(...) Then there are "perspectives" and "extraordinary complexities", but as far as I can see, no idea of trying to move towards knowledge and away from ignorance. There is only endless discussion, and responses to ideas, and confrontation of this view by that view, and so on. There is no evidence, only suggestive stories, real or imaginary. Nothing is ever disproven, nothing is subjected to any experimental test, there is nothing but an endless game of ideas in which the moves are motivated only by the prize of social power.

This is, however, the usual form that thinking takes in the humanities.  It is not the sort of thing that can lead towards knowledge and away from ignorance. The very idea seems out of bounds.

What is the source of this quote?  I’d like to read more, and some searching has not revealed it.

Found it, sorry.

A fun exercise is to look at actual UN resolutions, and see how much they differ from these.

Here's Resolution 2712 from a few weeks ago, on "The situation in the Middle East, including the Palestinian question:

The Security Council,

(here I skip preambulatory clauses that altogether are as long as the rest of the text),

1. Demands that all parties comply with their obligations under international law, including international humanitarian law, notably with regard to the protection of civilians, especially children;

2. Calls for urgent and extended humanitarian pauses and corridors throughout the Gaza Strip for a sufficient number of days to enable, consistent with international humanitarian law, the full, rapid, safe, and unhindered humanitarian access for United Nations humanitarian agencies and their implementing partners, the International Committee of the Red Cross and other impartial humanitarian organizations, to facilitate the continuous, sufficient and unhindered provision of essential goods and services important to the well-being of civilians, especially children, throughout the Gaza Strip, including water, electricity, fuel, food, and medical supplies, as well as emergency repairs to essential infrastructure, and to enable urgent rescue and recovery efforts, including for missing children in damaged and destroyed buildings, and including the medical evacuation of sick or injured children and their care givers;

3. Calls for the immediate and unconditional release of all hostages held by Hamas and other groups, especially children, as well as ensuring immediate humanitarian access;

4. Calls on all parties to refrain from depriving the civilian population in the Gaza Strip of basic services and humanitarian assistance indispensable to their survival, consistent with international humanitarian law, which has a disproportionate impact on children, welcomes the initial, although limited, provision of humanitarian supplies to civilians in the Gaza Strip and calls for the scaling up of the provision of such supplies to meet the humanitarian needs of the civilian population, especially children;

5. Underscores the importance of coordination, humanitarian notification, and deconfliction mechanisms, to protect all medical and humanitarian staff, vehicles including ambulances, humanitarian sites, and critical infrastructure, including UN facilities, and to help facilitate the movement of aid convoys and patients, in particular sick and injured children and their care-givers;

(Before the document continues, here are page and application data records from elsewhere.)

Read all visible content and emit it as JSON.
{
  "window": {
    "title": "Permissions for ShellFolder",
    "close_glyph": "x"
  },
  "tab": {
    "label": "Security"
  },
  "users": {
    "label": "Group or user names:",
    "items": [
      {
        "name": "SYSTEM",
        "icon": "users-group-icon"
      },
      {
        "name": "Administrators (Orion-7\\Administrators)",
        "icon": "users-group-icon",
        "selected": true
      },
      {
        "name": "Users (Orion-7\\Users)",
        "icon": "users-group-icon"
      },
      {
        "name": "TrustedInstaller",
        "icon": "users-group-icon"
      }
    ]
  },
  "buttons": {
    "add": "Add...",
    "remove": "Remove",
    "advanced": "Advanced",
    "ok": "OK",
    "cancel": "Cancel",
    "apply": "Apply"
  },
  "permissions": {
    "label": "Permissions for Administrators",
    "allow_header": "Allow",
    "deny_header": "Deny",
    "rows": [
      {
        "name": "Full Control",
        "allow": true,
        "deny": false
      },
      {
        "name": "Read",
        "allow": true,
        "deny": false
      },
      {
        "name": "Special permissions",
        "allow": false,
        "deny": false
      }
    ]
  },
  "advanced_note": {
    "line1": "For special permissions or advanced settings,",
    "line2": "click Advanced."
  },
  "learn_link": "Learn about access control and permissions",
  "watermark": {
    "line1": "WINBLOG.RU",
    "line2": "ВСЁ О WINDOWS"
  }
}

6. Requests the Secretary-General to report orally to the Security Council on the implementation of this resolution at the next mandated meeting of the Security Council on the situation in the Middle East, and further requests the Secretary-General to identify options to effectively monitor the implementation of this resolution as a matter of prime concern;

7. Decides to remain seized of the matter.